----- Input -----
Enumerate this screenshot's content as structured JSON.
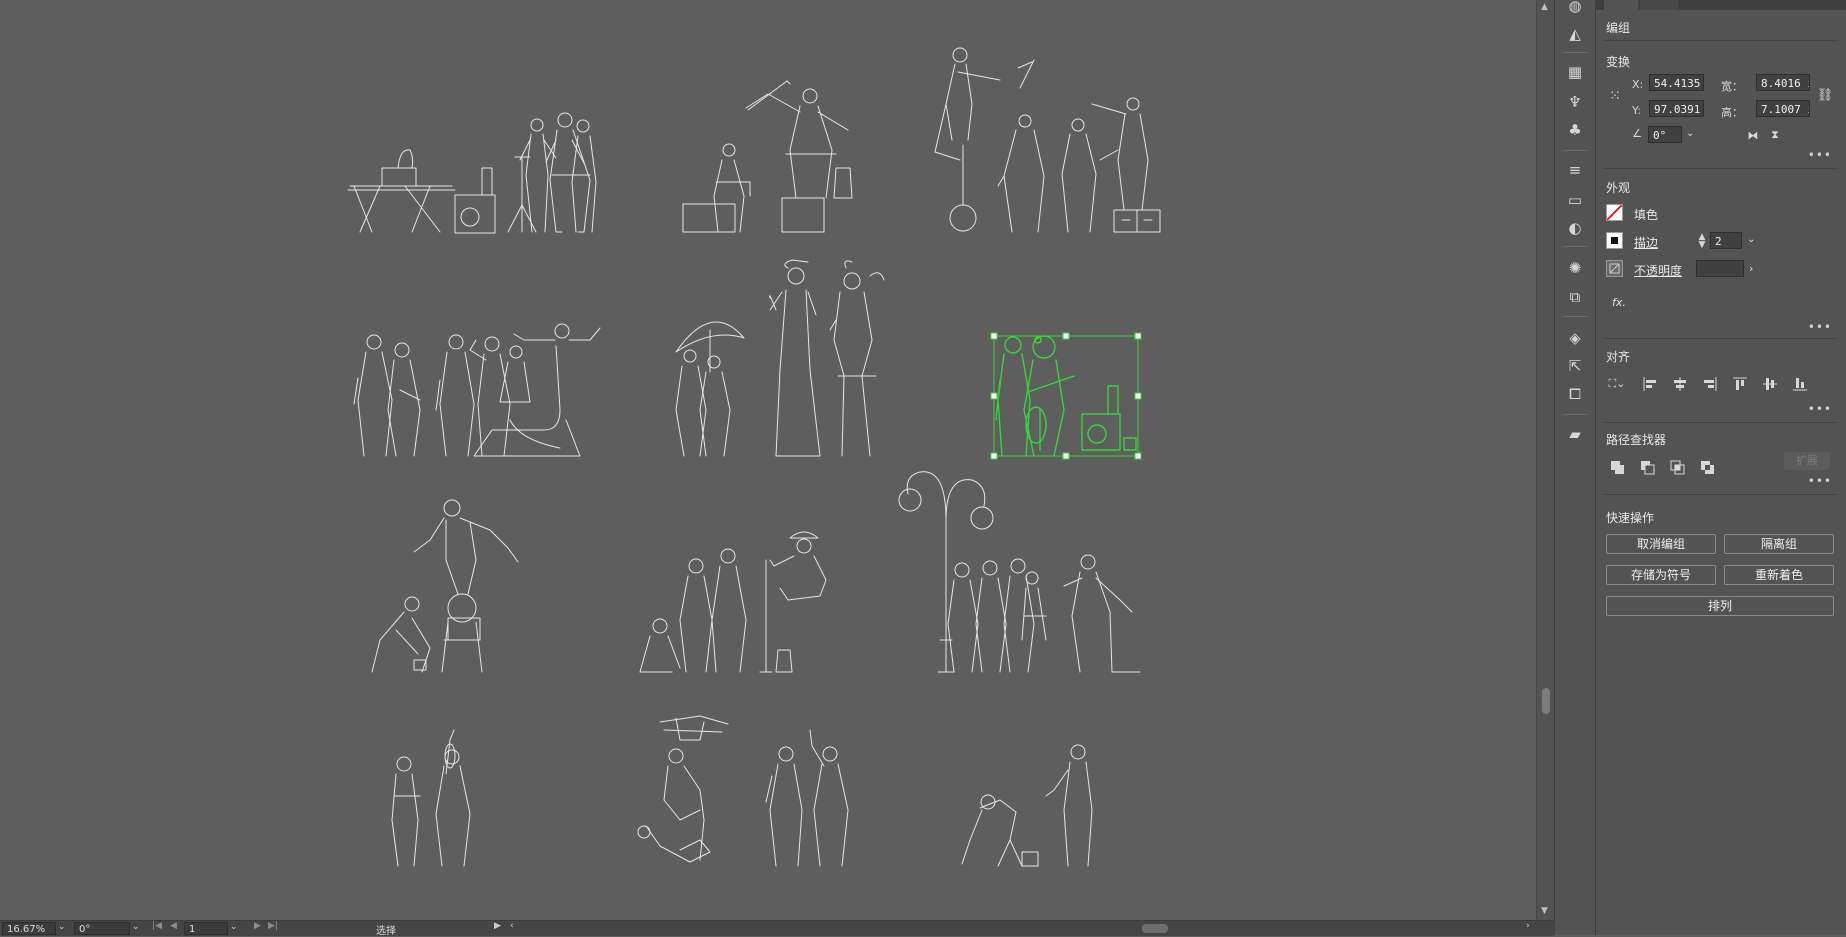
{
  "status_bar": {
    "zoom": "16.67%",
    "rotation": "0°",
    "artboard": "1",
    "tool": "选择"
  },
  "panel": {
    "section_group": "编组",
    "transform": {
      "title": "变换",
      "x_label": "X:",
      "x_value": "54.4135",
      "y_label": "Y:",
      "y_value": "97.0391",
      "w_label": "宽：",
      "w_value": "8.4016 i",
      "h_label": "高：",
      "h_value": "7.1007 i",
      "angle": "0°"
    },
    "appearance": {
      "title": "外观",
      "fill_label": "填色",
      "stroke_label": "描边",
      "stroke_weight": "2",
      "opacity_label": "不透明度",
      "fx_label": "fx."
    },
    "align": {
      "title": "对齐"
    },
    "pathfinder": {
      "title": "路径查找器",
      "expand_label": "扩展"
    },
    "quick_actions": {
      "title": "快速操作",
      "ungroup": "取消编组",
      "isolate": "隔离组",
      "save_symbol": "存储为符号",
      "recolor": "重新着色",
      "arrange": "排列"
    }
  },
  "colors": {
    "canvas": "#5e5e5e",
    "panel": "#535353",
    "selection": "#39d43a",
    "artwork_line": "#e8e8e8"
  }
}
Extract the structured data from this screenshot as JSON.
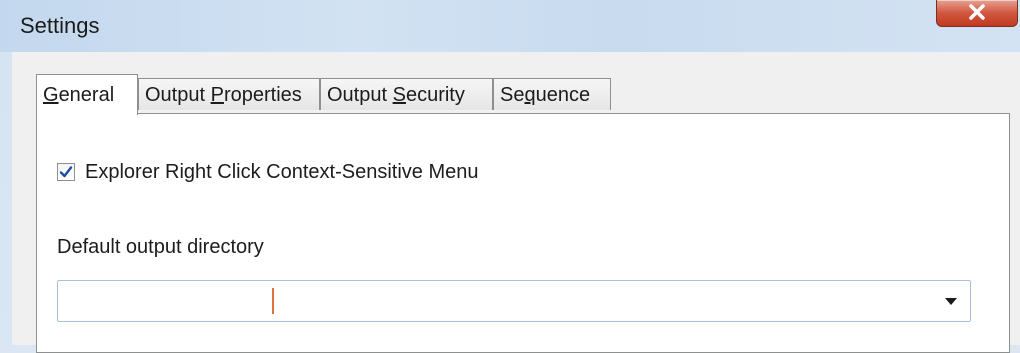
{
  "window": {
    "title": "Settings",
    "close_icon": "close-icon"
  },
  "tabs": [
    {
      "pre": "",
      "key": "G",
      "post": "eneral",
      "active": true
    },
    {
      "pre": "Output ",
      "key": "P",
      "post": "roperties",
      "active": false
    },
    {
      "pre": "Output ",
      "key": "S",
      "post": "ecurity",
      "active": false
    },
    {
      "pre": "Se",
      "key": "q",
      "post": "uence",
      "active": false
    }
  ],
  "general": {
    "context_menu_checkbox": {
      "label": "Explorer Right Click Context-Sensitive Menu",
      "checked": true
    },
    "output_directory": {
      "label": "Default output directory",
      "value": "",
      "dropdown_icon": "chevron-down-icon"
    }
  },
  "colors": {
    "close_button": "#c94a31",
    "check_mark": "#1f4fa3",
    "caret": "#d9773a"
  }
}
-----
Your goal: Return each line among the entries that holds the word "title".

Your solution:
      "title": "变换",
      "title": "外观",
      "title": "对齐"
      "title": "路径查找器",
      "title": "快速操作",
    "title": "Settings",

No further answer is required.